BOSSES who do not pay their workers face tougher action from today.
A low-profile change to the Employment Act kicks in today, giving Manpower Ministry (MOM) officials the power to arrest errant employers on the spot.
This is on top of higher fines that the ministry can hand out to these employers, even without having to haul them to court.
The maximum fine that does not involve court proceedings has jumped to $5,000 from $1,000.
To signal that it means business, the ministry is sending its staff for professional training on the use of handcuffs and police batons.
The Straits Times has learnt that the MOM approached prospective trainers last week to draw up a training programme to enable its officers to be "adequately equipped with the knowledge and skill in executing an arrest".
The training will include "procedures involving the use of handcuffs or flex-cuffs, execution of searches on the accused and the escort of an accused person", said the ministry to trainers in a letter obtained by The Straits Times asking them to propose the fees for their training services.
The officers will also be taught how to protect themselves if someone resists arrest.
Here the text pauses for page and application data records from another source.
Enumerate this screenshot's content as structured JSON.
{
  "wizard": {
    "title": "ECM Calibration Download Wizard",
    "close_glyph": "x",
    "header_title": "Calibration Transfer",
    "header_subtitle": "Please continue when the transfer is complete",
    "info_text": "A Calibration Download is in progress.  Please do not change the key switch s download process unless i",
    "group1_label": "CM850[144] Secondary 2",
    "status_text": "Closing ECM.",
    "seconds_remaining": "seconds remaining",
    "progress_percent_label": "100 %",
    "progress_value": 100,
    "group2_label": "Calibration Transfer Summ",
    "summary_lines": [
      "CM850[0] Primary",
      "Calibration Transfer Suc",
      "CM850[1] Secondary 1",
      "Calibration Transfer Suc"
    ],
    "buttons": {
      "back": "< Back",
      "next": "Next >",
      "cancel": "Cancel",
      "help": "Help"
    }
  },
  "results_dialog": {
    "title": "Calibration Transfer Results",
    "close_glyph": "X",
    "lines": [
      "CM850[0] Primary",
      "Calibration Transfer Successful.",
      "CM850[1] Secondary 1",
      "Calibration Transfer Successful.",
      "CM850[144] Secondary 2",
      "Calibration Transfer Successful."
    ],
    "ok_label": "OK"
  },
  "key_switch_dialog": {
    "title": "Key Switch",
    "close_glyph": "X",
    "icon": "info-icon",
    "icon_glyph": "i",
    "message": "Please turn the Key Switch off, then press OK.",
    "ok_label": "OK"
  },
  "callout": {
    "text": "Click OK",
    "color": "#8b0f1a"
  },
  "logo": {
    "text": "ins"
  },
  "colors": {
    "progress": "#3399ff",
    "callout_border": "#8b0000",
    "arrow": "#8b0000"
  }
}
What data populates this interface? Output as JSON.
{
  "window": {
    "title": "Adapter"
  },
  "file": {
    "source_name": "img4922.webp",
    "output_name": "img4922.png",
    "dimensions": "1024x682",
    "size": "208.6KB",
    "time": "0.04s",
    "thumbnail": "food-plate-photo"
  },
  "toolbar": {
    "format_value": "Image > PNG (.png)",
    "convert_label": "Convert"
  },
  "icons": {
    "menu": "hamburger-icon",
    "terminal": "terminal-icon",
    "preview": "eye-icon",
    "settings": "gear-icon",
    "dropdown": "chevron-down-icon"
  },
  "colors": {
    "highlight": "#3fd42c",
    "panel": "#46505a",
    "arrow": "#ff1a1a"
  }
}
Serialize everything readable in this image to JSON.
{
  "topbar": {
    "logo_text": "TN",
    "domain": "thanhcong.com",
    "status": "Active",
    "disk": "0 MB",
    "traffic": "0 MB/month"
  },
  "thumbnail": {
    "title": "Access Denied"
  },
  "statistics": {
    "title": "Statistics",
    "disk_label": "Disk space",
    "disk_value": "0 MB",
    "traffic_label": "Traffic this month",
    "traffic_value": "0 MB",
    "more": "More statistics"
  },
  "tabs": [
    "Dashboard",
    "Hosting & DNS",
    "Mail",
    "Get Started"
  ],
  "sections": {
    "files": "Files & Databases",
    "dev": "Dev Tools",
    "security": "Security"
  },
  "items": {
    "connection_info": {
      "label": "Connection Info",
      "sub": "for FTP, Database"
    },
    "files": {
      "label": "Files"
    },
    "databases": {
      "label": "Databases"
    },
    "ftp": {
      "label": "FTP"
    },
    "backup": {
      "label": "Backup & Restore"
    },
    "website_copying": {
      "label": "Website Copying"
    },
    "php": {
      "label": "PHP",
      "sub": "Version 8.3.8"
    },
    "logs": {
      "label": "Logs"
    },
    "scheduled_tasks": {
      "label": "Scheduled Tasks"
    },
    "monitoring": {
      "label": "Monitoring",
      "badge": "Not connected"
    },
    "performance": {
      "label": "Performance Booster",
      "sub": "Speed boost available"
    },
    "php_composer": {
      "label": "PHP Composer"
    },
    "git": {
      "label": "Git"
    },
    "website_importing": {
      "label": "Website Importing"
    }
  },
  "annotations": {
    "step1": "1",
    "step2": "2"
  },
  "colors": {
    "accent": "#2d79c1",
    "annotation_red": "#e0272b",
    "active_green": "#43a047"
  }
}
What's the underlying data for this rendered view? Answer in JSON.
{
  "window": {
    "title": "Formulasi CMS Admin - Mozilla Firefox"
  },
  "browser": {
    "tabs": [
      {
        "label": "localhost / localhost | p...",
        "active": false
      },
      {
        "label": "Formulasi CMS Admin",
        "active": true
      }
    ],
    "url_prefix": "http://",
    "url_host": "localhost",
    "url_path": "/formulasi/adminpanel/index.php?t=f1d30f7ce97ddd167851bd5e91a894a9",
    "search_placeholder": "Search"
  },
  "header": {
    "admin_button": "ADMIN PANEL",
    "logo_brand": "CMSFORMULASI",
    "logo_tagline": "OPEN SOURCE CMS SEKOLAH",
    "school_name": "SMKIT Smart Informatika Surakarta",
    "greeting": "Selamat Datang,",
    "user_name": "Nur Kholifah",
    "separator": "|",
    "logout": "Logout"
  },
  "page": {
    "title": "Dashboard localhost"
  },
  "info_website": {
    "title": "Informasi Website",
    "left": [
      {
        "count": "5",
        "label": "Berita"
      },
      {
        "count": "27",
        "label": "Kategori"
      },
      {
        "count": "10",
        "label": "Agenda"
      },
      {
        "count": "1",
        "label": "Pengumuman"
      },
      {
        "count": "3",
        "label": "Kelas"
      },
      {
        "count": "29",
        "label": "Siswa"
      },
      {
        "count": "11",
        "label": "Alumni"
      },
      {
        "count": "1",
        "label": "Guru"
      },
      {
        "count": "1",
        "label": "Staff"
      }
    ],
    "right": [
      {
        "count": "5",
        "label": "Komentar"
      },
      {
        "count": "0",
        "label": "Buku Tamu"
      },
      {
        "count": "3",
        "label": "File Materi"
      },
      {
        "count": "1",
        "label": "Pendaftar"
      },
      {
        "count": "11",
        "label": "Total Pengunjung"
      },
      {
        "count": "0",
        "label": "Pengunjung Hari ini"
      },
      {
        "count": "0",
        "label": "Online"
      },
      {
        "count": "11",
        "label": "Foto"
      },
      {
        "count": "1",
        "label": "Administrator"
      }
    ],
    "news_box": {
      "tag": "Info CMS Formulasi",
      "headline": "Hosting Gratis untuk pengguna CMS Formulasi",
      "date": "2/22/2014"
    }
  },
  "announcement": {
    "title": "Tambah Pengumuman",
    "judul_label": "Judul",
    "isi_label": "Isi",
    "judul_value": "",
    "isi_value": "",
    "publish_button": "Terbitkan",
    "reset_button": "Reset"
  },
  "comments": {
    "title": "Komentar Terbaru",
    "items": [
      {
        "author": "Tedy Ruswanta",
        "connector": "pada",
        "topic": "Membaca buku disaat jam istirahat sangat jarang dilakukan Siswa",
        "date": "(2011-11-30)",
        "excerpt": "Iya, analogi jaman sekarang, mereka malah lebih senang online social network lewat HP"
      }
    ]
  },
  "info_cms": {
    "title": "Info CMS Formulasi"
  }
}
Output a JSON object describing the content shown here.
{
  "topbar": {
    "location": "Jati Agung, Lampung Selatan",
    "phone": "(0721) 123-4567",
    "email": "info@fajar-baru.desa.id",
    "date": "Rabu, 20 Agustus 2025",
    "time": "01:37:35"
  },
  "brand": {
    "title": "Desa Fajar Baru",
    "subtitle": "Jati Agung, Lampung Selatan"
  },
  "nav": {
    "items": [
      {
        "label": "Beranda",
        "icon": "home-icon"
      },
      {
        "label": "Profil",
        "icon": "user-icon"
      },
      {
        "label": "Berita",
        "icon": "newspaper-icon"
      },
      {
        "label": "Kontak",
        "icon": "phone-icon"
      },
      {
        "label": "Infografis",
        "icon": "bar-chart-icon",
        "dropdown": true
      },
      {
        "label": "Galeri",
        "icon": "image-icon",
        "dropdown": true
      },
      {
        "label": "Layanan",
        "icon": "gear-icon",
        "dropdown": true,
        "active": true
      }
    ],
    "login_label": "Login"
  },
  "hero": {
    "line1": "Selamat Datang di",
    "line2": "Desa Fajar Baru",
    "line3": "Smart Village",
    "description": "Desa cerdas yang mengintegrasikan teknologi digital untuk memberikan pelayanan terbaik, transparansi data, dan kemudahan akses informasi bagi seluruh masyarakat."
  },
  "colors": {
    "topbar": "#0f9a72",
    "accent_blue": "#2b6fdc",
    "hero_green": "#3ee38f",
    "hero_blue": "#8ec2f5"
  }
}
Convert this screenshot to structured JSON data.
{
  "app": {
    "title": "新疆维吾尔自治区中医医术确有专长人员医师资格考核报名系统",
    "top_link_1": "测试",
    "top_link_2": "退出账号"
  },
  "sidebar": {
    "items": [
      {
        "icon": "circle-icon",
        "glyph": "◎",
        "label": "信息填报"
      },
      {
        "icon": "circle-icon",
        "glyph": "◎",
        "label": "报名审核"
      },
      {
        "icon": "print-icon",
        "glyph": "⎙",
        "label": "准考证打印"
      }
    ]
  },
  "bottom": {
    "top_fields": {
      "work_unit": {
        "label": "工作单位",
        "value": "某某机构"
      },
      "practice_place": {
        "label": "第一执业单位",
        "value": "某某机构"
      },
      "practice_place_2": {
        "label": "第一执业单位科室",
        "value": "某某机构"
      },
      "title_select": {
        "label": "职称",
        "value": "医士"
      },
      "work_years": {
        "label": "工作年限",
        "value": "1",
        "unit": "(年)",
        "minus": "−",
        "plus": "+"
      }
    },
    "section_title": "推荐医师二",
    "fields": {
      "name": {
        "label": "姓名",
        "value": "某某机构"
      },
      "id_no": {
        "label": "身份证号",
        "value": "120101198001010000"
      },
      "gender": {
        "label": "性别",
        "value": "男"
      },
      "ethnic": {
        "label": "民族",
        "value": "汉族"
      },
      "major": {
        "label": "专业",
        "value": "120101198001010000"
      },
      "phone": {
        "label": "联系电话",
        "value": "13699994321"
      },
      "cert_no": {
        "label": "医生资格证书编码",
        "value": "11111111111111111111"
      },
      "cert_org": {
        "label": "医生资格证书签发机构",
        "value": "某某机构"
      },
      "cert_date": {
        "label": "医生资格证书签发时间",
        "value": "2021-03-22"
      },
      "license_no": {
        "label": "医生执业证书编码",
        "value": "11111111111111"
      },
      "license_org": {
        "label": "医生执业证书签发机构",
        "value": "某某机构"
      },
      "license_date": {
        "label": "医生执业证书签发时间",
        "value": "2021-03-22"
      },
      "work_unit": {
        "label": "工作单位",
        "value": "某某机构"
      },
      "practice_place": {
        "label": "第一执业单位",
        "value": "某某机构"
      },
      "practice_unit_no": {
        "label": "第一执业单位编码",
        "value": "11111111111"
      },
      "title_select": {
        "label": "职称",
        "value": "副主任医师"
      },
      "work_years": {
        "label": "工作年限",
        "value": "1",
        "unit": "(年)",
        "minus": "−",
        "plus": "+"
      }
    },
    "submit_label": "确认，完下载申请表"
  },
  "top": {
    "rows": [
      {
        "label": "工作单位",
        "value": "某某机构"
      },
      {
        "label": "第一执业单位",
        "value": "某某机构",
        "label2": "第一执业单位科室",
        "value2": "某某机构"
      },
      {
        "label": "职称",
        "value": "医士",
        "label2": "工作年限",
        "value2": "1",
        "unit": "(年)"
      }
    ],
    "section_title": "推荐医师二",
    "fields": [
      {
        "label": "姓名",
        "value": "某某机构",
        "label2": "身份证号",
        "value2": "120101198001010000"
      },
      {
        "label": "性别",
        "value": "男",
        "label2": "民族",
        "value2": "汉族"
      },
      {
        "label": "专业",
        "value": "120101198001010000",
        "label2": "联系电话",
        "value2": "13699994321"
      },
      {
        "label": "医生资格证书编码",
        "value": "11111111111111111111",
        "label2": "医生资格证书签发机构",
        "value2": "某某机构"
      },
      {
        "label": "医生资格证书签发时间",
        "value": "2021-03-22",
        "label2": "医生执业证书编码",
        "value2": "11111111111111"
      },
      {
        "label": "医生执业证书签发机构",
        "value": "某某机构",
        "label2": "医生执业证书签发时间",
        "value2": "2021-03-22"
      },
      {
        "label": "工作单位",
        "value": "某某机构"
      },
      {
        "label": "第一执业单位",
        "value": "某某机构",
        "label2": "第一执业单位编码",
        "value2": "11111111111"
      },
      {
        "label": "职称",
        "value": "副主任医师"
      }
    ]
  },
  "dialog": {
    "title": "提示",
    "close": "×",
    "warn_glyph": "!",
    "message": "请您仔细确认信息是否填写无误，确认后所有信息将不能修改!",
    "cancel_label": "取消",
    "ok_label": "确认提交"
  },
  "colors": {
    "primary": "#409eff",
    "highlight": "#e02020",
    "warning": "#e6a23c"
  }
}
They are expected to pass both written and practical tests in the next three months.
When contacted, the MOM said the tougher penalties and increased powers for its officers will "facilitate the enforcement" of the enhanced laws.
"Inspecting officers will be adequately trained to enforce the Employment Act in a professional manner," said a spokesman.
The tougher actions against errant firms are among several wide-ranging changes to the Employment Act taking effect today.
The monthly salary ceiling under the labour law has been raised from $2,000 to $2,500, which puts 150,000 more rank-and-file workers under its protection.
A further 300,000 professionals, managers and executives earning up to $4,500 a month are now protected against unfair dismissal and will be able to claim sick leave benefits. Prior to the changes, these workers did not have these rights.
Firms will also have to pay overtime to non-manual workers earning up to $2,500 a month, although the monthly salary used to calculate their overtime pay is capped at $2,250 to help keep labour costs down.
Even as the new rules on overtime pay kicks in, a global survey by recruitment firm Hays has found that one in three employers says their staff are clocking up more overtime work.
Two in five say those extra hours are unpaid.
Hays surveyed 2,600 employers in Asia in the report, released yesterday. It was not clear how many were Singapore-based.
Some firms were surprised when told by The Straits Times that bosses can now be arrested by MOM for not paying workers.
Mr Kurt Wee, president of the Association of Small and Medium Enterprises, said that the use of such powers should only be limited to the minority of errant firms which "blatantly disregard the law".
"Most small and medium enterprises are law-abiding," he added.